In a statement, the Russian Football Federation said it “categorically disagreed” with the decision and added that it was contrary to the “spirit of sports”.
The Polish Football Association had previously insisted they would not play Russia in a World Cup playoff semi-final.
UEFA also announced that it is ending its partnership with Russian state energy giant Gazprom, which was believed to have been paying about 40 million euros ($45m) a year in a deal due to run until 2024.
Saint Petersburg, meanwhile, was stripped as host of UEFA’s Champions League final set for May 28. The game has been switched to the Stade de France in Paris.
Manchester United pulled out of £40million sponsorship deal with Russia airways, Aeroflot just Chelsea owner, Roman Abramovich is seeking to sell the club after he was sanctioned by the UK government over his ties with the Russian president, Vladimir Putin.
Abramovich is not alone as Everton have suspended all sponsorship deals with Russian companies backed by Alisher Usmanov though he was born in Uzbekistan he is a strong supporter of Putin
His business interests such as USM, MegaFon and Yota have been removed from their stadium, training ground and shirts branding.
The International Paralympic Committee (IPC) has cleared Russian and Belarusian Paralympic athletes to participate at the Beijing Paralympic Winter Games as neutrals. The committee said that athletes from the two countries would compete under the Paralympic flag and not be included in the medal table.
This action follows the recommendation of the International Olympic Committee (IOC) that sports federations and organisers should not invite or allow the participation of Russian and Belarusian athletes and officials in international competitions.
On an individual level, Ukraine’s Elina Svitolina is the first tennis player to refuse to compete against a Russian athlete – she had been due to face Russian Anastasia Potapova in Monterrey on Tuesday.
The enmity between the United States and Russia was again brought to the fore when US Formula One team Haas decided not to sport the Russian colours of its title sponsor Uralkali during the last day of pre-season testing in Barcelona. Similarly, the Russian Grand Prix, scheduled for September 25, was cancelled.
The International Ice Hockey Federation (IIHF) suspended all Russian and Belarusian national teams and clubs from its competitions until further notice. It also stripped Russia of the hosting rights for the 2023 junior world championships.
The International Judo Federation (IJF) suspended Russian President Vladimir Putin as its honourary president.
Putin, an accomplished judoka who was awarded an eighth dan in 2014 – one of the highest levels in the sport – had held the post since 2008.
The IJF also said it cancelled the 2022 Gran Slam in the Russian city of Kazan, planned to be held from May 20 to 22.
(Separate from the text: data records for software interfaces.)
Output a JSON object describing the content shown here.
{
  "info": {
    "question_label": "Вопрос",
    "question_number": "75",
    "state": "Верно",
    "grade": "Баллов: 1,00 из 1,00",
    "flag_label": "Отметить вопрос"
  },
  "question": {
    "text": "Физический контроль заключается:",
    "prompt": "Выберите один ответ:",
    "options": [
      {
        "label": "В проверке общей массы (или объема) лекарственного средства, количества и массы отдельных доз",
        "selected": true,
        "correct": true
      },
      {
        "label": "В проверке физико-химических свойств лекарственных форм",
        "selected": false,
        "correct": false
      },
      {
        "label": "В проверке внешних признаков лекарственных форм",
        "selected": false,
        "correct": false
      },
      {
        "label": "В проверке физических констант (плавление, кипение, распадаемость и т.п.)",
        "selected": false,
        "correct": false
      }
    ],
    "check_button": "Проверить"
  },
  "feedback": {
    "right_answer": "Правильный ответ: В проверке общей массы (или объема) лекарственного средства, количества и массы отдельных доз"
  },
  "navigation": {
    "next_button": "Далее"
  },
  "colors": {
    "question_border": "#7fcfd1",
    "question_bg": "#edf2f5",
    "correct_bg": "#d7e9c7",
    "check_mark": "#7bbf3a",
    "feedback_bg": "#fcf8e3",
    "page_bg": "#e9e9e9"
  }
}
Ukrainian fencers withdrew from the world championships in Cairo to avoid a match with Russia.
The male Ukrainian team, dressed in the yellow and blue of their national flag, downed their swords and picked up signs to protest. “Stop Russia! Stop the war!” the signs read in English. “Save Ukraine! Save Europe.”
Rugby’s world governing body banned Russia and Belarus from all international rugby “until further notice”. Russia’s membership in World Rugby was also suspended indefinitely, meaning its slim hopes of qualifying for next year’s World Cup in France are over.
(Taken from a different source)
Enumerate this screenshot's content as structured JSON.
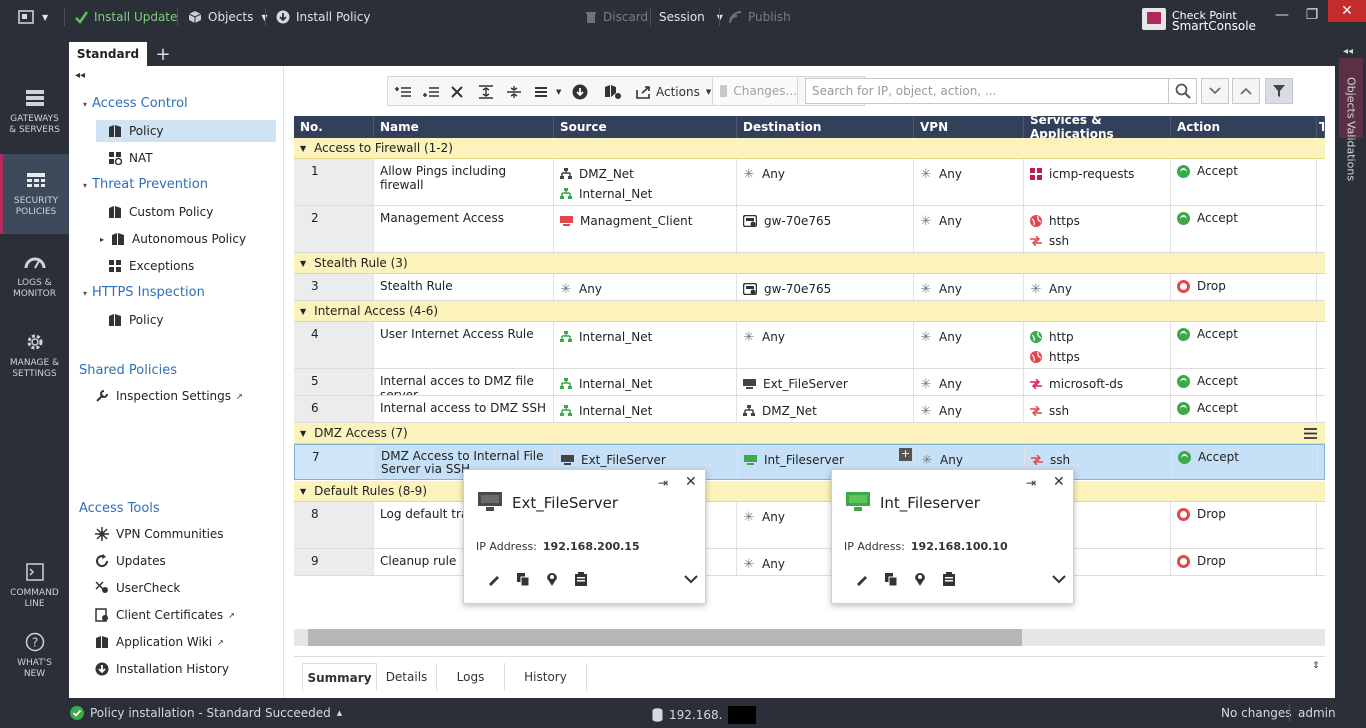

The Badminton World Federation (BWF) cancelled all sanctioned tournaments in Russia and Belarus, banning them from hosting future tournaments “until further notice” and ordering their flags and anthems banned from all BWF tournaments.
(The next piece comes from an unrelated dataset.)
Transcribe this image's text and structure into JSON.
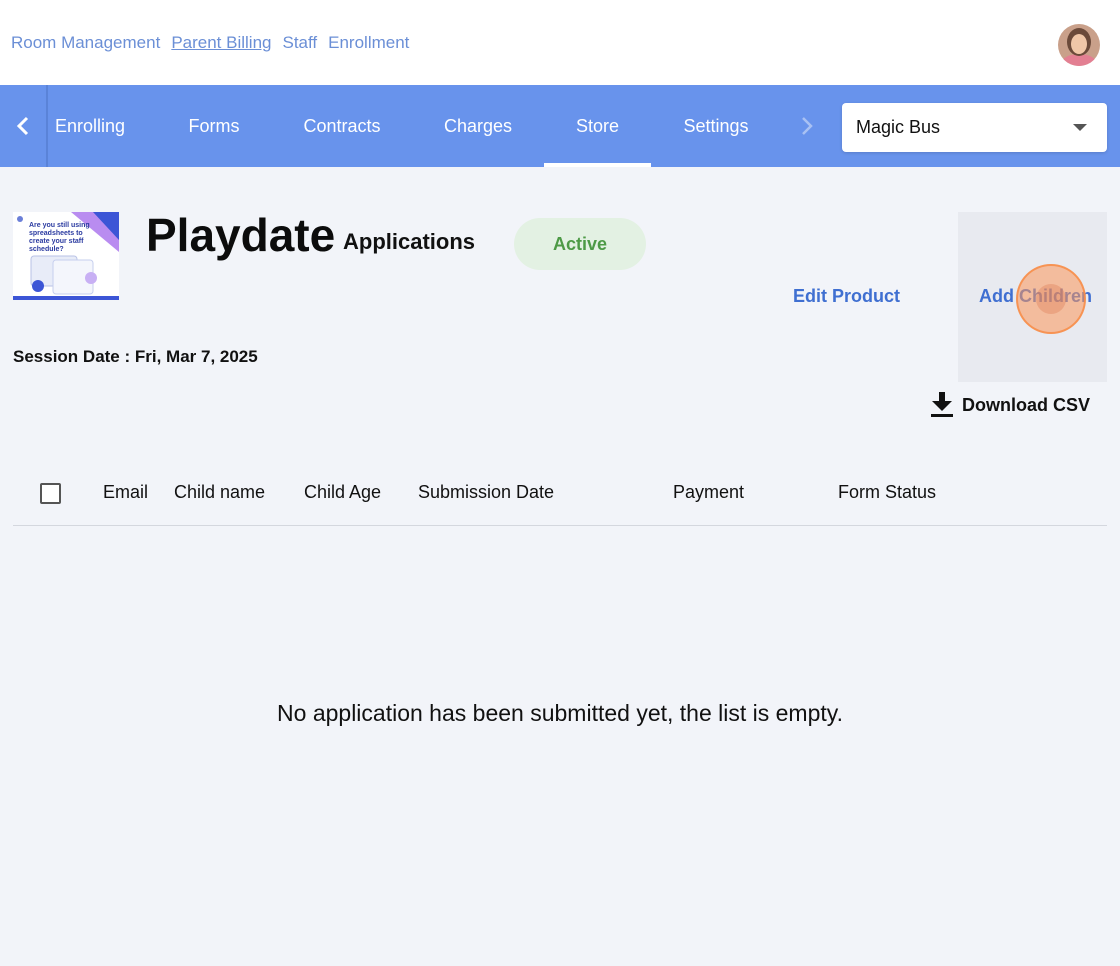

World Taekwondo said they were stripping Putin of an honourary black belt, as Russia’s attack on Ukraine goes against the sport’s motto: “Peace is more precious than triumph”.
The body also said no Russian or Belarusian national flags or anthems would be displayed and played at events, nor will any future events be organised in the two countries.
Swimming’s global governing body FINA called off the World Junior Swimming Championships that were to take place in Kazan (23 to 28 August).
FINA also withdrew the order it awarded Putin in 2014.
The International Equestrian Federation (FEI) executive board called for all international events to be removed from Russia and Belarus.
The World Curling Federation began the process of removing the Russian Federation’s entries from the World Championships.